I get bored easily. I think that’s why I work well with toddlers and teenagers– we all have a similar hunger for new experiences and pushing boundaries. I was tired of doing the same old preschool storytime. I mean, I loved it, but like I said, I get bored easily. I want to try new things. I want to explore, experiment, and expand my programming horizons. So I changed my preschool storytime into Beginning Reader Storytime. You can read the full story of how my Beginning Reader Storytime began here. This post is going to detail a bit more how I run this particular program.
As I often love to brag, I started out in the working world as a preschool teaching assistant, and eventually worked as a lead preschool teacher for a while as well. My preschool teaching experience has served me extremely well in my career as a librarian and I put it to good use for my Beginning Reader Storytime (after a couple of sessions I changed the age range to 4 years through 2nd grade, and put three year olds into toddler time.

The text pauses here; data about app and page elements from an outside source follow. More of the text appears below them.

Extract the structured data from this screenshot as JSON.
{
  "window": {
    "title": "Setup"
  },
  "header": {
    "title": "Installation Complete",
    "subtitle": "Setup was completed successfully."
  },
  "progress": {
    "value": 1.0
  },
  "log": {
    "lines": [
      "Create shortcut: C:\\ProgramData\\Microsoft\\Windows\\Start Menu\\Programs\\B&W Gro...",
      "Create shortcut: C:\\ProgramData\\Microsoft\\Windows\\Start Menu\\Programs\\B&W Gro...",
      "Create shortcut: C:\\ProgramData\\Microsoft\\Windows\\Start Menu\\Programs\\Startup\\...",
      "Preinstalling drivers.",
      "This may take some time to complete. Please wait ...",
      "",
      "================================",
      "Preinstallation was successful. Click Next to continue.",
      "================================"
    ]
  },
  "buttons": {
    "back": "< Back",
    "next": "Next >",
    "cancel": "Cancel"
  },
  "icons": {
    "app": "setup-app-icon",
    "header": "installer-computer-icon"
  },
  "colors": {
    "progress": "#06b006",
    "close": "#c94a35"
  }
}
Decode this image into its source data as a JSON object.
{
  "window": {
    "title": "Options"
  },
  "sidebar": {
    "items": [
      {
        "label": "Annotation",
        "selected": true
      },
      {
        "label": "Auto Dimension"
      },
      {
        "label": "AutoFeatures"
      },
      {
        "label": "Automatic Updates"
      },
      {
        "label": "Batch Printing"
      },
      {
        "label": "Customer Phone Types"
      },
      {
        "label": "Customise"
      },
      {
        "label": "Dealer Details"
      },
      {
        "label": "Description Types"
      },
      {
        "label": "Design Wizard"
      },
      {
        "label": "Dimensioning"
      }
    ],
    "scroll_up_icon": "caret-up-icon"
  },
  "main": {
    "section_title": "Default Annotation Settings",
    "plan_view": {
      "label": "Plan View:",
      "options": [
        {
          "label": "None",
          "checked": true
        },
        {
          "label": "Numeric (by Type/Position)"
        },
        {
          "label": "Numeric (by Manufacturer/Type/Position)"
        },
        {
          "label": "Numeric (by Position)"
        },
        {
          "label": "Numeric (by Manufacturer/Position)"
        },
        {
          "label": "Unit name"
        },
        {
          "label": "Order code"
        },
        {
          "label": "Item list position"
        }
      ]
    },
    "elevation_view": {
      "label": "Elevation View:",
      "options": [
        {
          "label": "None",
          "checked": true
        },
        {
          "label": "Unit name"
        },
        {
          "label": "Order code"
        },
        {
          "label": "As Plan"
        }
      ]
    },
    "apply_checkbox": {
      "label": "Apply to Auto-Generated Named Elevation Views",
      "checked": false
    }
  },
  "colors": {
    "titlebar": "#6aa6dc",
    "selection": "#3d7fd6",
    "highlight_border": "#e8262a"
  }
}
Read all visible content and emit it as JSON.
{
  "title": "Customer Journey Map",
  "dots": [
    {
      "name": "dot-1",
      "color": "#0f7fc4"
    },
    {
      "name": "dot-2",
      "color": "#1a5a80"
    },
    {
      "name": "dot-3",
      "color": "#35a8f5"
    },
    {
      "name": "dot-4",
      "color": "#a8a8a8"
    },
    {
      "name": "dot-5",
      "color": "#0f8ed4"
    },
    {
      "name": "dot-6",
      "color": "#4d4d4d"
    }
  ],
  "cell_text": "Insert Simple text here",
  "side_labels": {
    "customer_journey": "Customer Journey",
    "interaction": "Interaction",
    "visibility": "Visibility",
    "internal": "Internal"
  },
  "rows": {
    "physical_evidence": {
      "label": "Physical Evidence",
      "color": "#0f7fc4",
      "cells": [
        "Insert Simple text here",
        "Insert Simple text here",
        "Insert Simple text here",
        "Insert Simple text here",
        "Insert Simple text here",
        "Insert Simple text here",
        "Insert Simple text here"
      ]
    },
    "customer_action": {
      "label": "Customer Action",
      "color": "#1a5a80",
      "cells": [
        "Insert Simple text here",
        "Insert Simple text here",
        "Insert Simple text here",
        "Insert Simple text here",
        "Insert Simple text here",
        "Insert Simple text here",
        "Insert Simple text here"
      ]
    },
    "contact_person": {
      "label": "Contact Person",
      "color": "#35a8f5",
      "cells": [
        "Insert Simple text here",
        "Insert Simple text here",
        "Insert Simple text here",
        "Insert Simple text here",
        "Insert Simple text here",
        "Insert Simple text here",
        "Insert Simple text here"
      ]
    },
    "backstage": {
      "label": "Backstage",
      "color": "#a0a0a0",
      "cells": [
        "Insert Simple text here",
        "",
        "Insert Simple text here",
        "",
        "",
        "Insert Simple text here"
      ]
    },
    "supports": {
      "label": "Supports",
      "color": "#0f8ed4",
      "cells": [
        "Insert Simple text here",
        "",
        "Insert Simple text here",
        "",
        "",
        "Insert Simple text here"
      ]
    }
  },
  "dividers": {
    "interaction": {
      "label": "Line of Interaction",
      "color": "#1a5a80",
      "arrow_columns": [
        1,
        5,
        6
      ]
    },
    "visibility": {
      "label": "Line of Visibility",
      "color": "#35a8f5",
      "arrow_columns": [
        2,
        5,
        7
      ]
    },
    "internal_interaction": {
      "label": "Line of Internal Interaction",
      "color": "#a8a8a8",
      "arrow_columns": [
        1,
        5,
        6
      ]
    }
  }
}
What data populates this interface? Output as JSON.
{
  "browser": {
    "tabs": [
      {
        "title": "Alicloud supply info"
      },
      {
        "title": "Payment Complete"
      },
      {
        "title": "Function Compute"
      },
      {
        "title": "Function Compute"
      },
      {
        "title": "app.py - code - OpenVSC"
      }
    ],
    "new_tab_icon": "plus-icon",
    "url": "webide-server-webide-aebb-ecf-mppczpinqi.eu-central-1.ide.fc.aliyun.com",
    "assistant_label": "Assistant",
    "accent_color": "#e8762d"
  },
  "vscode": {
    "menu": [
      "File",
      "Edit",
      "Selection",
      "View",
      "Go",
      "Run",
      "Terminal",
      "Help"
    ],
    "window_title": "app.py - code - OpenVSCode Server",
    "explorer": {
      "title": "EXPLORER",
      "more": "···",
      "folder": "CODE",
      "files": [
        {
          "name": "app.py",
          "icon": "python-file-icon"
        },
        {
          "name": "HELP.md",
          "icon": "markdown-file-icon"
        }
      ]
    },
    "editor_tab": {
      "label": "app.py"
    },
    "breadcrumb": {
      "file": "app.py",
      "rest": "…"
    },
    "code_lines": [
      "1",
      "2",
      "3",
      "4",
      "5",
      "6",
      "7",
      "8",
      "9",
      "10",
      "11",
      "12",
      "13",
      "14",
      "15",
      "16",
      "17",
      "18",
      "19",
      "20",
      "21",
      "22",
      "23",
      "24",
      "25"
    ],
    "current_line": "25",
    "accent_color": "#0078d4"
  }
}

This has been a much better fit for both storytime groups).
Nametags are a staple of every storytime, and always having nametags is actually a great literacy activity–learning to recognize your name is the beginning of your experience with letters.
After children have their name-tags, they come in and sit down and I go through my normal storytime opening routine. This is followed by the Storytime Message. On my dry-erase board easel, I write out a message:
January 1st, 2011
Tonight we will be reading the book Snip Snap!
I read the message out loud to them–or one of the older kids does it for me–and then I shuffle through their names to choose children to find the letter of the day. For this storytime, I focused on the letter S.
After we circled all of the Ss in the message, I read the book and then we sang the song “Five Little Monkeys Swinging in a Tree.” I’m really brutal with that song; I have the monkeys on the monkey mitt, and they actually get eaten by a fairly realistic looking alligator puppet. The kids love it, though. But if you take this approach, be cognizant of more sensitive children in your group and tailor your bloodthirst accordingly.
Then we went to do our table activity. To transition from rug to table, I sing “Willoughby Wallabee Woo”, asking the children to listen for the rhymes in their names. This week I had story paper, an Ellison cut letter S, a glue stick, and markers. I told the children to glue their S down where they liked on the top half of the story paper. Then, they could either create an S creature and tell a story about it, write down some words that began with S, or draw anything they liked and write a story about it. Some parents will balk at this open ended sort of thing, but most will go along with you.
Other table activities have included name writing (for 4′s and 5′s who can’t write their name from memory yet, this means copying their name that is written out on sentence strips), alphabet bingo, and lacing with lacing letters. Sometimes the activity is putting together an alphabet floor puzzle, writing on the dry erase board, or playing with magnet letters on the magnetized side of my easel.
If you clicked on any of these links, you’ll see that Discount School Supply is a great resource for literacy games and materials.
I love this storytime. It’s great to give older kids an opportunity to listen to some great picture books, and it really allows me to show parents that early literacy is NOT Your Baby Can Read or Hooked on Phonics, but rather nurturing a love of literature in children by taking the time to share stories, talk, and write.
If anything needs clarifying or if you want more information, please don’t hesitate to ask in the comments, or start a conversation with me on twitter or facebook!